"We look at it whether it's Georgia State or Florida, they're not going to move the goal post," said Coiner. "The football field is going to be the same. The only thing you're asking me is there more pressure when you're playing Florida over Georgia State? I don't know. We hope not. We hope that what they do is go out there and perform. You block out. That's what kickers do. That's what snappers and holders do. You block out all of that and just get in a zone of what you're doing. If you do that, it doesn't matter if it's the Green Bay Packers or if it's Pflugerville."
With a new kicker comes a new holder as Brodus' fellow walk-on Tyler Dummer takes on the role this week. Coiner says the Powell native is solid and provides a level of comfort.
"He's reliable," said Coiner. "We evaluate everything in practice. Drummer is somebody who has been working with it for awhile. Our kickers are confident with him. Our coaches are confident with him. We feel good about that."

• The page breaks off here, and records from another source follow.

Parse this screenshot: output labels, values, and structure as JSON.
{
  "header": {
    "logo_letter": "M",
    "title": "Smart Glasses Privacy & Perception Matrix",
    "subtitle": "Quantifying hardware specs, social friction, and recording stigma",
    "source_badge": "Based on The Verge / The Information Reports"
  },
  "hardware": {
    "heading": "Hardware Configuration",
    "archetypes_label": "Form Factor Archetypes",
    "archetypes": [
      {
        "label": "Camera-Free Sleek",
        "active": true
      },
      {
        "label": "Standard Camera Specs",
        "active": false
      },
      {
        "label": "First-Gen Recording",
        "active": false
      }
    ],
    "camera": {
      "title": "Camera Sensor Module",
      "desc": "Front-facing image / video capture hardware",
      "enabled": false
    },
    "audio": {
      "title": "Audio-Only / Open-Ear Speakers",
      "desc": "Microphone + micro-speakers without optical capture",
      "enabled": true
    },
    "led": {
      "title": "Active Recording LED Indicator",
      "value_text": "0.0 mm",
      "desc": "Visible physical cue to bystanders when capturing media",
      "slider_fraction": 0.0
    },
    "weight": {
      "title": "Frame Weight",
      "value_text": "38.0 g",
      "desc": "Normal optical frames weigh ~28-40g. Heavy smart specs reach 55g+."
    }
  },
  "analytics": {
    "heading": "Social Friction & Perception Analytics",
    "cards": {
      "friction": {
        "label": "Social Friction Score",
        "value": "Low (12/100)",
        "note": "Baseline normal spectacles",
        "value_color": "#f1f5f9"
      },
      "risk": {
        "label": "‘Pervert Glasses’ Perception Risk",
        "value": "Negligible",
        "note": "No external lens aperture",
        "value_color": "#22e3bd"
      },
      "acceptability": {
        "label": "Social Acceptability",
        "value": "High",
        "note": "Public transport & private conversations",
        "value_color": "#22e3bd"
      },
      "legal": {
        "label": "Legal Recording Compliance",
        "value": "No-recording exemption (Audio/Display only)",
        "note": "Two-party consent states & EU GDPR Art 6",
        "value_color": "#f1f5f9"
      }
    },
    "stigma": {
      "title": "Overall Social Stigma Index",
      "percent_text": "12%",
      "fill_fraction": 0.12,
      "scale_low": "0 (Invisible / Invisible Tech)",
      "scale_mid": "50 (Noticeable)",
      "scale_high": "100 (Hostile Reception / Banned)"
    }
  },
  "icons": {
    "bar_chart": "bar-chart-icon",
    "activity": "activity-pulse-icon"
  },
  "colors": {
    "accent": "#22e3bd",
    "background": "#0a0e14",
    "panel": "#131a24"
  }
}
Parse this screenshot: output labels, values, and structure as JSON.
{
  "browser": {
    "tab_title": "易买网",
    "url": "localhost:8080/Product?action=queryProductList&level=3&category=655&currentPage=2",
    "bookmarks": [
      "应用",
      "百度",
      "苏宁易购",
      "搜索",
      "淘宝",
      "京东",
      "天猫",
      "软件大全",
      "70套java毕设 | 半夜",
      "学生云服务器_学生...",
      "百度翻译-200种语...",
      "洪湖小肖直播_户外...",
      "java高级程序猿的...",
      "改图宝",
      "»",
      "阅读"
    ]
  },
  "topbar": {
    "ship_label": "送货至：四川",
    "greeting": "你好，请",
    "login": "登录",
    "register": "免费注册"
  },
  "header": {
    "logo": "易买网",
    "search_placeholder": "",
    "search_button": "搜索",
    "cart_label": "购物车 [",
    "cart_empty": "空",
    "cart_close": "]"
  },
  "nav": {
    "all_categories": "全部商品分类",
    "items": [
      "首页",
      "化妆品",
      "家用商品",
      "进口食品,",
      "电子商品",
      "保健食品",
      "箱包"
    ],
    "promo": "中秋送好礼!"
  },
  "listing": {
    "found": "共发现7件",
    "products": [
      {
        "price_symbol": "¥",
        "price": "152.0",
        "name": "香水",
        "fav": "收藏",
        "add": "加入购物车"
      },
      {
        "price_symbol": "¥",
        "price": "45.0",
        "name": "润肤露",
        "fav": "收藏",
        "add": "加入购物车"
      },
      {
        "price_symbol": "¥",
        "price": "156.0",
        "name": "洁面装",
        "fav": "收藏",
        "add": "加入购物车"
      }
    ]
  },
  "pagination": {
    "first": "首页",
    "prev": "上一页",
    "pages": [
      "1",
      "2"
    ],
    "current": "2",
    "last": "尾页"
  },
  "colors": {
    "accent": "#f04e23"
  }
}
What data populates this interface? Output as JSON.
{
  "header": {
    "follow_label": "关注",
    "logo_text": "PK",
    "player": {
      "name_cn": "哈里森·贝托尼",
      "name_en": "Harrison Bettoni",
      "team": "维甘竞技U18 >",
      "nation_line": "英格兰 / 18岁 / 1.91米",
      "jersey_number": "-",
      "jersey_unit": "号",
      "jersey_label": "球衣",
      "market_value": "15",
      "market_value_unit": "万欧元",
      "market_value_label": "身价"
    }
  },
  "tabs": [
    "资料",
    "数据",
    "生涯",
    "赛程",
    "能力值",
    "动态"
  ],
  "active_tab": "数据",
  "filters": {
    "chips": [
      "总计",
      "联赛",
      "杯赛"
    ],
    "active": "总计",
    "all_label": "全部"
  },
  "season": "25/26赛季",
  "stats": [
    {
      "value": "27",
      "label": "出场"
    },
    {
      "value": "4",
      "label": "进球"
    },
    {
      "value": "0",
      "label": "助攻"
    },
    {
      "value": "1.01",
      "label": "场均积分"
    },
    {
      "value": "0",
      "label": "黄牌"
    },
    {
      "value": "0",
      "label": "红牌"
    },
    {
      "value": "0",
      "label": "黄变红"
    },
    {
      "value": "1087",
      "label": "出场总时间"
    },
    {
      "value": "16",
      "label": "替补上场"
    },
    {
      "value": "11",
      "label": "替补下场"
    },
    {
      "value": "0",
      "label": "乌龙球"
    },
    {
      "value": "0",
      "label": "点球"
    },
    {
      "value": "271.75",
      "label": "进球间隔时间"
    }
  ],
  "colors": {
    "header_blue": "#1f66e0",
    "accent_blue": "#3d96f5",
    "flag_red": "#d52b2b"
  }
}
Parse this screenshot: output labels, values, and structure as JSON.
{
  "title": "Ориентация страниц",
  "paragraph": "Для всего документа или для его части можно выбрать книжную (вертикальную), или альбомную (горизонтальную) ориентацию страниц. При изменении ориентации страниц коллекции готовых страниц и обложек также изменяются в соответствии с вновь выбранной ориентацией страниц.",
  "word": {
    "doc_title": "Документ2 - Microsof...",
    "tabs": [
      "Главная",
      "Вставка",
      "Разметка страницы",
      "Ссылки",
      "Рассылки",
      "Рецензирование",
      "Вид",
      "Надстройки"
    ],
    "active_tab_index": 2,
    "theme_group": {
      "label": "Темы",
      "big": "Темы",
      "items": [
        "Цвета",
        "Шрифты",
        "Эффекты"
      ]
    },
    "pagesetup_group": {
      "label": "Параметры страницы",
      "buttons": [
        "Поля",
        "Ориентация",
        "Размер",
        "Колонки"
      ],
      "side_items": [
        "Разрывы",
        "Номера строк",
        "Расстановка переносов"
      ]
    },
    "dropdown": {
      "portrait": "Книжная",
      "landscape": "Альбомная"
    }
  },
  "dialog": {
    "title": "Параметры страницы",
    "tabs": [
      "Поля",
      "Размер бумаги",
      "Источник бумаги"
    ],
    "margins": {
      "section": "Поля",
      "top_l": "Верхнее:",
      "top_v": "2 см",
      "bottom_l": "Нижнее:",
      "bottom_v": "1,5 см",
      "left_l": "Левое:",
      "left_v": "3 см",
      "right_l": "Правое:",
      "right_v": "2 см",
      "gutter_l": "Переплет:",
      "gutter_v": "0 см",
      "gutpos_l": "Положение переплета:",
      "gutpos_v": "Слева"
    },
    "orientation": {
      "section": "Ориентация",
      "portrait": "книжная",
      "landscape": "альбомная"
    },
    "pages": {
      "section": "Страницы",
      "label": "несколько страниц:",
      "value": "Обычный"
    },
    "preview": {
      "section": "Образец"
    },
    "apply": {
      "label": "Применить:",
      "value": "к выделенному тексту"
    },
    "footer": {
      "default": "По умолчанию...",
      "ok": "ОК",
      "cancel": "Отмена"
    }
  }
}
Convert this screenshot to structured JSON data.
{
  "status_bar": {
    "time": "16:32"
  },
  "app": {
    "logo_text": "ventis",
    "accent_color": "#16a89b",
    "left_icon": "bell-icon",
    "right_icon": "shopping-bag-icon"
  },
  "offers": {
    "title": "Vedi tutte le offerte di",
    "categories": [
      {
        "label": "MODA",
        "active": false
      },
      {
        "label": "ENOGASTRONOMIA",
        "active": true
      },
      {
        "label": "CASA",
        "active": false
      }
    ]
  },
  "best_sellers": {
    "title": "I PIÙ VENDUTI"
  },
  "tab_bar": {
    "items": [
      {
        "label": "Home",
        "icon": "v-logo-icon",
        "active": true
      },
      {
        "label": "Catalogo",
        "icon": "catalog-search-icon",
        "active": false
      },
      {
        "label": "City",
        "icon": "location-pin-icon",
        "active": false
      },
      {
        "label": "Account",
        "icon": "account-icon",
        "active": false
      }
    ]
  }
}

TIME FOR SOME GROWN MAN FOOTBALLAs the Vols head into their toughest challenge of the 2012 season Saturday, coaches on both sides of the ball preached about stepping up and playing tough.
Tennessee's game against Florida will not just be aired to a national audience on ESPN, but will hit the national stage earlier in the day with College GameDay coming to town.
The game will also mark the first SEC game of the year for the Vols. And SEC football is unique in many aspects.
"In the NFL they can only press for five yards so [playing against press coverage] is a little different in the NFL," said wide receivers coach Darin Hinshaw. "They get a penalty if they touch you. So it is actually harder in the SEC [to play against it] than it is in the NFL. Honestly. You have to work and be good at press coverage all the time in the SEC. If you look at the SEC, all the teams that play it they all have hands on. LSU, Alabama, Georgia - they all put hands on a lot so you have to be good at that."
As the wide receivers prepare for the press coverage of Florida by practicing against their own teammates, the defense is upping their intensity and readying to play tough for a full four quarters against Florida.
This is the time for grown man football.
"We have one way to go," said cornerbacks coach Derrick Ansley. "We can't play three quarters of football, bottom line. In this league and starting conference play, you have to come out there and play four quarters. We challenge our guys to do that. The main thing, it's going to be old school football. The team that blocks the best and tackles the best and gets all the blocks and controls the line of scrimmage is going to be the team that is going to win. They're not going to trick us. We're not going to trick them. Whoever comes out here and wants it the most. This is going to be grown man football this weekend."
DOWNS HURRIES BACKIt appears that Tennessee's injury-depleted tight end corp might get a boost in the arm Saturday as Brendan Downs is recovering from a knee injury much faster than anticipated.
After dislocating his patella in the team's second fall scrimmage, Downs was initially ruled to be out for a significant portion of the season.
As it turns out, he is on pace to be back after missing just two games with head coach Derek Dooley saying he could get 10 snaps on Saturday against Florida.
Tight ends coach Charlie Coiner said his ability to return so quickly is partly because of some lucky genetics, but also his relentless attitude.
"Guy has freakish knee I guess," Coiner said. "There's no way I thought he would be back, but he is. He's doing a good job, we put him out there this week. I'm not a doctor, I'm not a trainer so I can't make decisions about whether he can go or not but I'm proud of him, I'm happy for him.
"He'd done such a good job before then and to see him get hurt like that [was disappointing]. He's one of those guys, like (Mychal) Rivera, he's eating up the football. He's in my ear, trying to get in and get in. He's a guy I've had to hold back a little bit, but I'm excited to get him back."